Another priest we tracked down, Father Federico Fernandez Baeza, was indicted by a grand jury in 1987 on two second-degree felony charges of indecency with a child.

A family in San Antonio, Texas accused Fernandez in a civil lawsuit of ritually raping two brothers over a two-year period. Prosecutors dropped the criminal case after the diocese of San Antonio reportedly paid the family more than $1 million. Fernandez flew to Colombia, where he continued a high-profile career in the Church. We traced him to the city of Cartagena, where he’s a senior administrator and priest at a Catholic university.

After consulting with Fernandez’s office, university guards prohibited us from entering the campus, and Fernandez has not responded to requests for comment.

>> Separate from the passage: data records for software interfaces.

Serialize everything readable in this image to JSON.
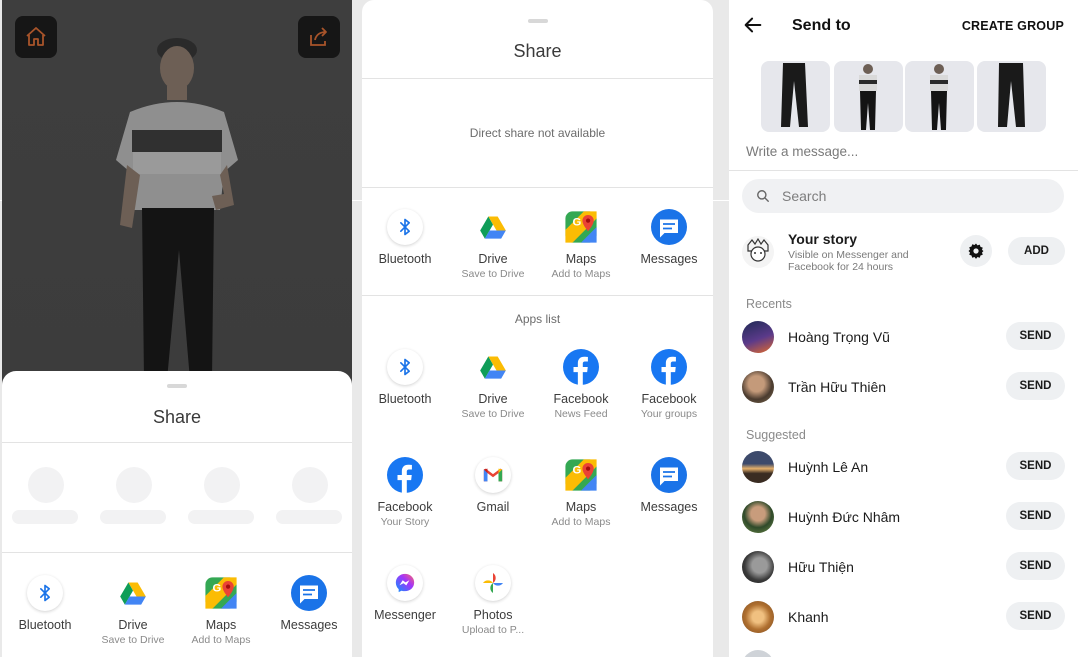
{
  "panel1": {
    "sheet_title": "Share",
    "apps": [
      {
        "label": "Bluetooth",
        "sub": "",
        "icon": "bluetooth-icon"
      },
      {
        "label": "Drive",
        "sub": "Save to Drive",
        "icon": "google-drive-icon"
      },
      {
        "label": "Maps",
        "sub": "Add to Maps",
        "icon": "google-maps-icon"
      },
      {
        "label": "Messages",
        "sub": "",
        "icon": "messages-icon"
      }
    ]
  },
  "panel2": {
    "sheet_title": "Share",
    "direct_share_note": "Direct share not available",
    "top_apps": [
      {
        "label": "Bluetooth",
        "sub": "",
        "icon": "bluetooth-icon"
      },
      {
        "label": "Drive",
        "sub": "Save to Drive",
        "icon": "google-drive-icon"
      },
      {
        "label": "Maps",
        "sub": "Add to Maps",
        "icon": "google-maps-icon"
      },
      {
        "label": "Messages",
        "sub": "",
        "icon": "messages-icon"
      }
    ],
    "apps_list_title": "Apps list",
    "apps_list": [
      {
        "label": "Bluetooth",
        "sub": "",
        "icon": "bluetooth-icon"
      },
      {
        "label": "Drive",
        "sub": "Save to Drive",
        "icon": "google-drive-icon"
      },
      {
        "label": "Facebook",
        "sub": "News Feed",
        "icon": "facebook-icon"
      },
      {
        "label": "Facebook",
        "sub": "Your groups",
        "icon": "facebook-icon"
      },
      {
        "label": "Facebook",
        "sub": "Your Story",
        "icon": "facebook-icon"
      },
      {
        "label": "Gmail",
        "sub": "",
        "icon": "gmail-icon"
      },
      {
        "label": "Maps",
        "sub": "Add to Maps",
        "icon": "google-maps-icon"
      },
      {
        "label": "Messages",
        "sub": "",
        "icon": "messages-icon"
      },
      {
        "label": "Messenger",
        "sub": "",
        "icon": "messenger-icon"
      },
      {
        "label": "Photos",
        "sub": "Upload to P...",
        "icon": "google-photos-icon"
      }
    ]
  },
  "panel3": {
    "title": "Send to",
    "create_group": "CREATE GROUP",
    "message_placeholder": "Write a message...",
    "search_placeholder": "Search",
    "story": {
      "name": "Your story",
      "desc_line1": "Visible on Messenger and",
      "desc_line2": "Facebook for 24 hours",
      "add_label": "ADD"
    },
    "recents_label": "Recents",
    "recents": [
      {
        "name": "Hoàng Trọng Vũ",
        "send": "SEND"
      },
      {
        "name": "Trần Hữu Thiên",
        "send": "SEND"
      }
    ],
    "suggested_label": "Suggested",
    "suggested": [
      {
        "name": "Huỳnh Lê An",
        "send": "SEND"
      },
      {
        "name": "Huỳnh Đức Nhâm",
        "send": "SEND"
      },
      {
        "name": "Hữu Thiện",
        "send": "SEND"
      },
      {
        "name": "Khanh",
        "send": "SEND"
      }
    ]
  }
}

Christian priests and their prey!The priests told us they have been allowed to continue preaching unfettered, without facing internal investigations, despite Pope Francis’ pledges to clean up the Church.

Last year, the pope sent a letter to every bishop in the world, ordering them to follow a global “zero tolerance policy” on child abuse. This year he created a commission tasked specifically with protecting children from church sex abuse.

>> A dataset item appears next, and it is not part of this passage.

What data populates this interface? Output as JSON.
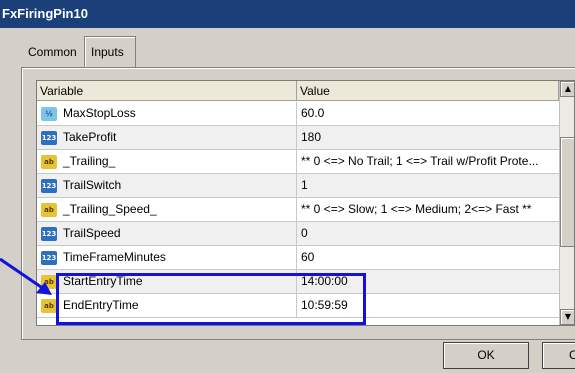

Following repeated phone calls and emails, both the Vatican’s press office and the head of the commission, Cardinal Sean Patrick O’Malley, declined to provide comment for this story.

The cases GlobalPost found are exactly what the Church and Cardinal O’Malley’s commission need to be focusing on, said Peter Saunders, an advocate for abuse survivors and a lay member of the Church’s commission.

“Zero tolerance is meaningless unless it applies to the whole institution,” he said. “Arguably, some of the biggest problems are in the less well-off parts of the world, South America, Africa, the Far East. This is where we know many priests flee to in order to carry on their abuse, which is an absolute outrage.” – GlobalPost, 17 September 2015

Priest Relocation Map

Follow

Get every new post delivered to your Inbox.

Join 1,307 other followers

%d bloggers like this: